Plastic bottles cause hundreds of harmful and unknown chemicals in water

If someone felt a taste associated with plastics while drinking water from a plastic bottle, there could be a specific reason for it, note chemists from the University of Copenhagen. 

We were surprised by the large amount of chemicals found in the water after keeping it in the bottle for 24 hours. Hundreds of substances were present there, including some that had never been detected in plastic before, as well as compounds that are potentially harmful to health. After washing the bottle in the dishwasher, there were thousands of substances.
– reports prof. Jan H. Christensen, one of the authors of the publication that appeared in the Journal of Hazardous Materials.

Approx. 400 substances came from the bottles alone, and over 3.5 thousand. from detergent cubes used in dishwashers . A significant proportion of these compounds are yet to be identified, and a toxicity of 70% is unknown. already defined relationships.

Researchers are worried, for example, by the presence of the so-called photoinitiators, which have the potential to interfere with hormones and promote cancer. 

Scientists also found plastic softeners, antioxidants and other manufacturing compounds. Some of the compounds may come from changing substances in the bottle into other substances. Scientists have discovered, for example, DEET – an insect repellent . This substance could have arisen from the decomposition of one of the plastic softening additives.

Even with known substances specifically added to plastics, the toxicity of only a small fraction of them has been studied. So consumers do not know if the other compounds are harmful to their health.
– emphasizes the co-author of the work, Selina Tisler.

In experiments, the Danish team reconstructed the way most people use plastic bottles – they left tap water in new and used bottles for 24 hours before and after washing in the dishwasher.

In addition to the compounds present in the detergent, more substances from plastics were released into the water after washing. Probably because the operation of the dishwasher helped to release them. 

We all make sure that our drinking water is pesticide-free. However, when we pour water into containers from which we drink, we are effectively introducing hundreds or thousands of compounds into it. While we cannot yet say if they are harmful, I will personally use a glass or steel bottle.
– says prof. Christensen.

Researchers suspect that the manufacturers deliberately add only a small fraction of the compounds detected. Most of them could have got into the bottles unintentionally, during production or formed during chemical changes, as happened with the already mentioned DEET.

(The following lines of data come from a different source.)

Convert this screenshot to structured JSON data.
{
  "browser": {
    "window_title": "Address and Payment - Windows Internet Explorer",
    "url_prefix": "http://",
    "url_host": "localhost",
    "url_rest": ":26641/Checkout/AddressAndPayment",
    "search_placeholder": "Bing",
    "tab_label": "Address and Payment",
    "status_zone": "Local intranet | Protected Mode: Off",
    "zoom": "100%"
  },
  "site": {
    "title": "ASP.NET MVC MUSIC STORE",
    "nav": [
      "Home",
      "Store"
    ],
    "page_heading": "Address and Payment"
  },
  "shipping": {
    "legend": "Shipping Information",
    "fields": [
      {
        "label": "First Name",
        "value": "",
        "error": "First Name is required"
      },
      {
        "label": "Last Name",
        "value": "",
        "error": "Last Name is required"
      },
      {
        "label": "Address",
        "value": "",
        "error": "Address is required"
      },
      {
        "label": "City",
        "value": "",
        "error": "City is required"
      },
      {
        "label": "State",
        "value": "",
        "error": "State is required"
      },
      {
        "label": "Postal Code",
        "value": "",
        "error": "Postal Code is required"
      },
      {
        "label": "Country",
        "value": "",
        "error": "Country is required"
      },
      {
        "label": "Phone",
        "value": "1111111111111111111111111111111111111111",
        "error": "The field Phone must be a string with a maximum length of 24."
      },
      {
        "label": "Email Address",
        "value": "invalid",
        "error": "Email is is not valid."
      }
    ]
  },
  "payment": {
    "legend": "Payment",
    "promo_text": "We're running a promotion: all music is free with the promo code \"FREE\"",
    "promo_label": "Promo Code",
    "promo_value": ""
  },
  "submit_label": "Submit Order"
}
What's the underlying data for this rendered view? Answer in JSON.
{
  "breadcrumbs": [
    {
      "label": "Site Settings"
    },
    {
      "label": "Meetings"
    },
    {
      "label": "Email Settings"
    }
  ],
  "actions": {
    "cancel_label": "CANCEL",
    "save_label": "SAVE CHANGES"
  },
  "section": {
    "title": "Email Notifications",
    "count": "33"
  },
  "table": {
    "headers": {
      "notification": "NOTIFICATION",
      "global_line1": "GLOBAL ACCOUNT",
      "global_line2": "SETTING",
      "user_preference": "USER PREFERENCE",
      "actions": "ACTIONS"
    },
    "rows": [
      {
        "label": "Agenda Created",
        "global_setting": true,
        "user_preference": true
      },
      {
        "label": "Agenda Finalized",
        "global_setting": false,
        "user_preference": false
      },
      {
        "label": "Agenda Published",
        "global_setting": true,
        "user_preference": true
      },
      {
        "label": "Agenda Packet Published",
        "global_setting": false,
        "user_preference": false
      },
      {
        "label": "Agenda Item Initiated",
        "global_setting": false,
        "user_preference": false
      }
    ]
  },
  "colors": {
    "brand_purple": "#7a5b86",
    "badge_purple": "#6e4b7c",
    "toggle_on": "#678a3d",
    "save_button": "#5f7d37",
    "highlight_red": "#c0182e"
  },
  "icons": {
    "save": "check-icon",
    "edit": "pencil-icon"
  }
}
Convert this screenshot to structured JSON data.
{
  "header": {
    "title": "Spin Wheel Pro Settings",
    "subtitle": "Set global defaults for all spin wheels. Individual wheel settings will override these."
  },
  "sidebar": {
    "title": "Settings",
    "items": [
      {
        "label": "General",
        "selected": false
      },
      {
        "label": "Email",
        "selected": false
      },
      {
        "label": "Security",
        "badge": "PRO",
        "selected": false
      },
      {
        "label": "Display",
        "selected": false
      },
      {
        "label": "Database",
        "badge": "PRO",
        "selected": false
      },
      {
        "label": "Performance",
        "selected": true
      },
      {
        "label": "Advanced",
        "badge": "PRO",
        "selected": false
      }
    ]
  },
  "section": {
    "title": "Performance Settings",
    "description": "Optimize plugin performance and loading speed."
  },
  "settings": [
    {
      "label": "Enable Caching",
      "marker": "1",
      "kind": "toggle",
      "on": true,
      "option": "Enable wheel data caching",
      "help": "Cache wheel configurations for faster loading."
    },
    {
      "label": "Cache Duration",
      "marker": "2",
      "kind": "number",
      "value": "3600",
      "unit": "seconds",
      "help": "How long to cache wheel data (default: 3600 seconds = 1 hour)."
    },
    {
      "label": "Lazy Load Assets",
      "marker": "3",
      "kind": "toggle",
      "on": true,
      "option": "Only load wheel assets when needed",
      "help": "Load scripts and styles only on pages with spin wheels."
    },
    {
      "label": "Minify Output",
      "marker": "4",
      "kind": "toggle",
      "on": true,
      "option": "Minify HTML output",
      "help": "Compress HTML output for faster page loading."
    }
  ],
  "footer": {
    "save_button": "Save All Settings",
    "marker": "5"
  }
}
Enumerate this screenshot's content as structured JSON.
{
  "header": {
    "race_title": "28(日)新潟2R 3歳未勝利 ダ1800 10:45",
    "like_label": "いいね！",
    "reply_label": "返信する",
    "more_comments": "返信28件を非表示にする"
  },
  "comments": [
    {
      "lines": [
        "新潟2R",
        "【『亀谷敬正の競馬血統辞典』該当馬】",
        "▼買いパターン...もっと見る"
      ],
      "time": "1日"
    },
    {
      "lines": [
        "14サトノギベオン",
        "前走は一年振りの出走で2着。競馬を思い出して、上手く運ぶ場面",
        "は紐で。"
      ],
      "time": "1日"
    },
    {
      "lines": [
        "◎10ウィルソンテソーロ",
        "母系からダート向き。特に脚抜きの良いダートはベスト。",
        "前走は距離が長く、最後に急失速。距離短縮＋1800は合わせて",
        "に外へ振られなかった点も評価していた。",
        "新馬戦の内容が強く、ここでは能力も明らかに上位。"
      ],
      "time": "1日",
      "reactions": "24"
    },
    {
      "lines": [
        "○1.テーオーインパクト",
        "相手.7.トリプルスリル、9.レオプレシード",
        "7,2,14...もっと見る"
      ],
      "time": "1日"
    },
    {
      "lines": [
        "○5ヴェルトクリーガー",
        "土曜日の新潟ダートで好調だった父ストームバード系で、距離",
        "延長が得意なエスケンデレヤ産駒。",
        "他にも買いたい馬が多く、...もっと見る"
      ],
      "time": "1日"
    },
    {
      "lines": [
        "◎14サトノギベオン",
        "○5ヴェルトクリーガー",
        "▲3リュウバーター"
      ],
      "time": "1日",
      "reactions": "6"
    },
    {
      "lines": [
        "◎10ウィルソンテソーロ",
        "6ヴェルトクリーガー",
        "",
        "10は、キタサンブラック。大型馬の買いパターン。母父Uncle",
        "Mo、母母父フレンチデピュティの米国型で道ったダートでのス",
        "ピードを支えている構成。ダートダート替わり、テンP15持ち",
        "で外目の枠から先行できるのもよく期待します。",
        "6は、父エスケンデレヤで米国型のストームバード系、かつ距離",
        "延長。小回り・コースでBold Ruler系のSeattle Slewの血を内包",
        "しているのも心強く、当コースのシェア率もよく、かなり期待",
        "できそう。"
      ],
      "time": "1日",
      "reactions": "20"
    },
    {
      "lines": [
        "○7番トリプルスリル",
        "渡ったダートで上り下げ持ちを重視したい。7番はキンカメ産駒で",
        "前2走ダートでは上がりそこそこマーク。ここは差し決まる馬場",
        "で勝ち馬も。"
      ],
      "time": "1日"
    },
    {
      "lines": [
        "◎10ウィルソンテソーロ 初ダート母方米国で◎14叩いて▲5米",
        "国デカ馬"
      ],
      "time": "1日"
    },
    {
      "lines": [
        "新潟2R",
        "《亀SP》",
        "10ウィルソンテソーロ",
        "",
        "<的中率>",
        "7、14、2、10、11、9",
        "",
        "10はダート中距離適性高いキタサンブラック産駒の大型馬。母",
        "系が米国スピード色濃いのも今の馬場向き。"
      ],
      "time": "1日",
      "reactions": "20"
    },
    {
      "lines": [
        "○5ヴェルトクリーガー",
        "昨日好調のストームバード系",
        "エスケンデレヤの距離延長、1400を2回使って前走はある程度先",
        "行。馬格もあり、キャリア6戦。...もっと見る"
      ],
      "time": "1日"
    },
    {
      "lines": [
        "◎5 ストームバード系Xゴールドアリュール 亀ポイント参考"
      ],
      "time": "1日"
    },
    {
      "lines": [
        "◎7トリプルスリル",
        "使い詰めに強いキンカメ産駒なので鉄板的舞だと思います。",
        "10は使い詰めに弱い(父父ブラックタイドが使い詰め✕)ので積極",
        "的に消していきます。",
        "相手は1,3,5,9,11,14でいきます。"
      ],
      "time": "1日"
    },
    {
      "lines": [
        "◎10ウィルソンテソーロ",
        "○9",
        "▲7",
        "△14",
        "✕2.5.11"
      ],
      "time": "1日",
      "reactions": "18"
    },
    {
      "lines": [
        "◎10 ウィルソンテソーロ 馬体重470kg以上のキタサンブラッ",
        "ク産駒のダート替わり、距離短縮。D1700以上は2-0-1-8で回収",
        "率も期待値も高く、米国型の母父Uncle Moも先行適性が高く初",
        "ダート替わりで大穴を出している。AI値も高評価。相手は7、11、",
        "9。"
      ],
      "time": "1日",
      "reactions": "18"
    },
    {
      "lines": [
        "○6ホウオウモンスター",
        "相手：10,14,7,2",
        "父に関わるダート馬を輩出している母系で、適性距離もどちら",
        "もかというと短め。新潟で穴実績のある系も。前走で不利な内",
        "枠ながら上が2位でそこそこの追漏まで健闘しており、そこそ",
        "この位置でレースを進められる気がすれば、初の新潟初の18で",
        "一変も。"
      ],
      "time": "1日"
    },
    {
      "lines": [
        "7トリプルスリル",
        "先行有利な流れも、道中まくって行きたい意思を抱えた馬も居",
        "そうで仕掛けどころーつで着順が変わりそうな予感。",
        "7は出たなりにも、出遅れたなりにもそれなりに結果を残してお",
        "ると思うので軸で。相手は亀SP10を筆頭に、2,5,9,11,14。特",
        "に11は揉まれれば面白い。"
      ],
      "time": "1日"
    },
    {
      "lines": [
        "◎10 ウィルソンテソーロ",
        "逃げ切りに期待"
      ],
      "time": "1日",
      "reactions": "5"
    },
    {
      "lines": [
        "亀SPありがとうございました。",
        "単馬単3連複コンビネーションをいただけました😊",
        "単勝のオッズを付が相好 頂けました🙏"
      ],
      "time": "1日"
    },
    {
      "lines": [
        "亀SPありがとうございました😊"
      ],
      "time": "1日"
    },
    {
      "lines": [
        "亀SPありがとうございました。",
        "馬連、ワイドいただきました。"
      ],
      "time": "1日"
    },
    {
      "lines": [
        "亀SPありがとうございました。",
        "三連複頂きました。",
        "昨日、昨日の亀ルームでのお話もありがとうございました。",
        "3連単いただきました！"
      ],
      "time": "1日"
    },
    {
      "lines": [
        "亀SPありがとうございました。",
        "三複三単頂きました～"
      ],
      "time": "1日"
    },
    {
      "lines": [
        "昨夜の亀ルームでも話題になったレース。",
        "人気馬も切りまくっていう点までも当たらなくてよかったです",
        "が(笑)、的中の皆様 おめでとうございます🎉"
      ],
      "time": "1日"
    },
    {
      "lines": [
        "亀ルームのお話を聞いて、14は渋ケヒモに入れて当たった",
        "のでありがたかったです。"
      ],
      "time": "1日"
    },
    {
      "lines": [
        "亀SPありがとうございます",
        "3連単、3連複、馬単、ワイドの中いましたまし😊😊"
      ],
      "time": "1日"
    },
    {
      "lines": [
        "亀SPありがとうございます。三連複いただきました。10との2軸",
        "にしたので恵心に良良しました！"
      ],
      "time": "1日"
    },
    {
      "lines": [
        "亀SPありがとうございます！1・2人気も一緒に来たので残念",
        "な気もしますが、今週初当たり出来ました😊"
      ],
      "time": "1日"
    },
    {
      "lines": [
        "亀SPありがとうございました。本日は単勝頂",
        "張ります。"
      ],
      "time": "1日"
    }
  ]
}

According to the researchers, the obtained results reflect both gaps in knowledge and in legal regulations.

This study shows how little information we have about chemicals permeating from objects in contact with our beverages and food. It is a general problem that the regulation of concentration measurements during production lags behind. Fortunately, both in Denmark and in various centers around the world, ways are being sought to better regulate this area.
– emphasizes prof. Christensen.

Chemists are counting on manufacturers to take greater responsibility themselves now.

Hopefully, companies that put their names on reusable plastic bottles will be more careful about the products they order from vendors. Perhaps they will start to impose greater requirements on them regarding the testing of substances in their articles.
– says Selina Tisler.